Use the Tab and Up, Down arrow keys to select menu items.
This Special Topic aims to equip participants to teach the computer science topics in the Digital Technologies achievement standards that were introduced from 2011 to 2013. Each of the main topics will be critically examined in terms of pedagogical and subject knowledge while at the same time developing participants' understanding of theoretical perspectives of computer science education. Participants will develop research skills and investigate theories and practices in computer science education. A key component is an individual action research project to develop, implement and critically evaluate a resource that would support teaching a topic from one of the standards. This project will provide practical experience informed by current research from the computer science discipline. This course does not cover computer programming.
1. Demonstrate an understanding of the main new topics covered by computer science achievement standards, including standards for school students in New Zealand (AS91074, AS91371, AS91636) and explain their relationship to the discipline of computer science. 2. Demonstrate an understanding of pedagogical knowledge for teaching computer science at high school level.3. Critique and apply socio-cultural learning theory to computer science education in high schools.4. Critically evaluate existing resources for teaching computer science at high school level.5. Analyse and critique key literature (from the main English-language bodies of material) related to the teaching
of computer science at high school level. 6. Design, implement and evaluate new resources to convey topics from computer science to students.7. Examine and demonstrate an understanding of the implications of social and cultural issues including gender,
diversity, disability and equity in computer science education.8. Evaluate the roles of major organisations concerned with the curriculum development and teaching of
computer science, including CSTA, NZACDITT, CAS, and ACM.
This course will provide students with an opportunity to develop the Graduate Attributes specified below:
Critically competent in a core academic discipline of their award
Students know and can critically evaluate and, where applicable, apply this knowledge to topics/issues within their majoring subject.
Subject to approval of the Head of School. RP: Note: this course does not require a background in computer science, but will assume that students are comfortable as computer users. It is recommended that students have some experience with programming, to contextualise the topics, although the course will not require students to write programs. Knowledge of mathematics to senior high school level is useful for several topics.
Note: this course does not require a background in computer science, but will assume that students are comfortable as computer users. It is recommended that students have some experience with programming, to contextualise the topics, although the course will not require students to write programs. Knowledge of mathematics to senior high school level is useful for several topics.

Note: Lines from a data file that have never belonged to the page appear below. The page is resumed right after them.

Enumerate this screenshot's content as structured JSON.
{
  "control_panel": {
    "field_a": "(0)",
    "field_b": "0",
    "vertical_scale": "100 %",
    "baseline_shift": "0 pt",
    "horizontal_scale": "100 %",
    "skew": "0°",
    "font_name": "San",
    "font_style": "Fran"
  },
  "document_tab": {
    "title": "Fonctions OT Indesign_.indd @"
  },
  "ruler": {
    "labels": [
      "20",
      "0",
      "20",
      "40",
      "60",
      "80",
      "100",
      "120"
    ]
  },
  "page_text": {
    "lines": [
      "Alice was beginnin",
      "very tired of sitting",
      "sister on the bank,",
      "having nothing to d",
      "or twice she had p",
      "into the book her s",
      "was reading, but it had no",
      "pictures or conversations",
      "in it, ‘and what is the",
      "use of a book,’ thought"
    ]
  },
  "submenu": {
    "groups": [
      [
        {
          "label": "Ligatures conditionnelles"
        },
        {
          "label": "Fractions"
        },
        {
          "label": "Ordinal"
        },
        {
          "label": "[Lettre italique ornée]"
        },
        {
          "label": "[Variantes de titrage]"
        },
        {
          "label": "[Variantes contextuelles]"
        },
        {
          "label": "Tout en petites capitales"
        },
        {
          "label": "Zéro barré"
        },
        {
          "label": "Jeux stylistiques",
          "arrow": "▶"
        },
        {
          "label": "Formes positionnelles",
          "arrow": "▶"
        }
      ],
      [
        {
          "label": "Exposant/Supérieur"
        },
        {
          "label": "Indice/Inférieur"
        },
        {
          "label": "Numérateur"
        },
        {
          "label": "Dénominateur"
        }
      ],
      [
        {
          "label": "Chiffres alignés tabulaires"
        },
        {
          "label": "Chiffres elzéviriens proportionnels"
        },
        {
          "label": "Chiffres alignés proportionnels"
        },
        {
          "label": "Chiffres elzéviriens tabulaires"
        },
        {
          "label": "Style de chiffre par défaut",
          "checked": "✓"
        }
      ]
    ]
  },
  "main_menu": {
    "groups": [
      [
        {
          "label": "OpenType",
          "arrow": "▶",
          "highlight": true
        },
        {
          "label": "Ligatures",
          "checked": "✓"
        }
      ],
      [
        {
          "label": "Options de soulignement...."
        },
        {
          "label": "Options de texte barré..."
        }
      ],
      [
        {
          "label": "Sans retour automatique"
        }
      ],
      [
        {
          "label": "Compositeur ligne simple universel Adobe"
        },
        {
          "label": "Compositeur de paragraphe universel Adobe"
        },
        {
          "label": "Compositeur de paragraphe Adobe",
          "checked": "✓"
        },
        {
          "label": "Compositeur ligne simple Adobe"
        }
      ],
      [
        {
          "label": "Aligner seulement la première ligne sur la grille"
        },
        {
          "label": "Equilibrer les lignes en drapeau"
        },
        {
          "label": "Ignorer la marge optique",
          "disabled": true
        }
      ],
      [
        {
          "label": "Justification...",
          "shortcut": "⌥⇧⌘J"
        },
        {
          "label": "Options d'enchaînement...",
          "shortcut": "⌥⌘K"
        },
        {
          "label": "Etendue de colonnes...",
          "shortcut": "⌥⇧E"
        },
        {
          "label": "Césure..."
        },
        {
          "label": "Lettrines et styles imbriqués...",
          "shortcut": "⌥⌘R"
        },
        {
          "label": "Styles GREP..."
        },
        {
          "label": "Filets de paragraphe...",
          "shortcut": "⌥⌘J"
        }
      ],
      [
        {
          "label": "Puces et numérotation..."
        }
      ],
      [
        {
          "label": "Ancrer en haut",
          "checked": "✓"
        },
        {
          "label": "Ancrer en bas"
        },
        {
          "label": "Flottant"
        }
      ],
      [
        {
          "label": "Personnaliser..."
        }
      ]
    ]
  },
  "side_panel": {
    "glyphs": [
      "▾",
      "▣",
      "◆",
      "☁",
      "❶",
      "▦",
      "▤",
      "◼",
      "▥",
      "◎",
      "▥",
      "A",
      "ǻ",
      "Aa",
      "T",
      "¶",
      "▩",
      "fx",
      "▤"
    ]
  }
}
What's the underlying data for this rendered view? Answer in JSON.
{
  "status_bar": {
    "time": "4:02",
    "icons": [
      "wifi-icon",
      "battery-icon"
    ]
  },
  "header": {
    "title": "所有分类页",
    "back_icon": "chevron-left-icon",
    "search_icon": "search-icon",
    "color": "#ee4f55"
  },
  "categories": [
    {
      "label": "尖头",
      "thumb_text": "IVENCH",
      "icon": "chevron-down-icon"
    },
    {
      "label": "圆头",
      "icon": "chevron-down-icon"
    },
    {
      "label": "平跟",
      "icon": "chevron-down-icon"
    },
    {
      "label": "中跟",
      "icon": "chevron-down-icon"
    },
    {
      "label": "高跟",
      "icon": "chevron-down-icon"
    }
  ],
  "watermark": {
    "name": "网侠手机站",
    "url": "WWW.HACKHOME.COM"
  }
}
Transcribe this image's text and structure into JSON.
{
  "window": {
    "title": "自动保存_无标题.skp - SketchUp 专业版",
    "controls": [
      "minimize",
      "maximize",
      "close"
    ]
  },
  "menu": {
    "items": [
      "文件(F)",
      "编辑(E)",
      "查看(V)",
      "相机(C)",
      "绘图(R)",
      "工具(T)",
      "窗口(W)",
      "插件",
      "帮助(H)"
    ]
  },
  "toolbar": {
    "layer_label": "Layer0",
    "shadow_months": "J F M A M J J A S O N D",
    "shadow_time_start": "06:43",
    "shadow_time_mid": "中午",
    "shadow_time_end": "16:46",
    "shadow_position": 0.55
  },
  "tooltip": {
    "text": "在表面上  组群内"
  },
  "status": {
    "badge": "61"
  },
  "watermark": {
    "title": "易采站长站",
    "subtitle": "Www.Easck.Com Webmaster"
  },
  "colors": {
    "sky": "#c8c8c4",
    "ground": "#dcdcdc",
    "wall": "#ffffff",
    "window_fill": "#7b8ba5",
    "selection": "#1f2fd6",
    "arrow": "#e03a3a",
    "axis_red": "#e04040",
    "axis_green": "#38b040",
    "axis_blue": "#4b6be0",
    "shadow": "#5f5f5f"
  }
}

Grading ScaleGrade GPA Value MarksA+ 9 90 – 100A 8 85 – 89.99A- 7 80 – 84.99B+ 6 75 – 79.99B 5 70 – 74.99B- 4 65 – 69.99C+ 3 60 – 64.99C 2 55 – 59.99C- 1 50 – 54.99D 0 40 – 49.99E -1 0 – 39.99A Pass is 50 marks or over
Distance students must participate in the course via Learn to meet the learning outcomes. Students are responsible for obtaining relevant lecture/course information via Learn. This will mean regular engagement with forums and course materials on the Learn site. Participation will enhance your understanding of issues and allow for discussion and clarification of complex issues. Online activity will ensure all students can discuss, debate and reflect. Insufficient participation in the course will jeopardise students passing the course.
This course will be taught both on campus and as a distance course. There will be an on-site block component before the start of the course (9am to 4pm, Saturday 28 February 2015), and about 12 two-hour weekly meetings (Tuesdays 4pm to 6pm) that can be attended online. The on-site component will be in Christchurch, but if there are sufficient numbers, it will also be run in Auckland.Students are encouraged and supported to apply their learning to their professional context(s). Course participants are encouraged to negotiate access to a group of learners to practice their own computer science teaching for two to three weeks around the middle of the course, including approval from relevant managers.
FLO (D) (R) (Y) Assignments submitted via Learn Students will be expected to submit their assessments via the online assessment system in the Learn class site by 5.00pm on or before the due date. The lecturer may also ask students to submit assessment work through the software Turnitin, to check for plagiarism. If this option is available students will submit work through Turnitin and obtain a report, after submitting assignments for marking via the Learn site.It is the responsibility of the students to check their Internet access and ability to submit their work via the online system. Any technical difficulties should be notified well in advance of the due date so that assistance can be provided or alternative arrangements can be negotiated. (Students who have unreliable internet access are advised to attend to this early in the course to prevent last minute pressures.) If you require assistance, please email firstname.lastname@example.org, or phone 0800 763 676 ext 6060.
Domestic fee $1,690.00
International Postgraduate fees
* Fees include New Zealand GST and do not include any programme level discount or additional course related expenses.
For further information see
School of Educational Studies and Leadership.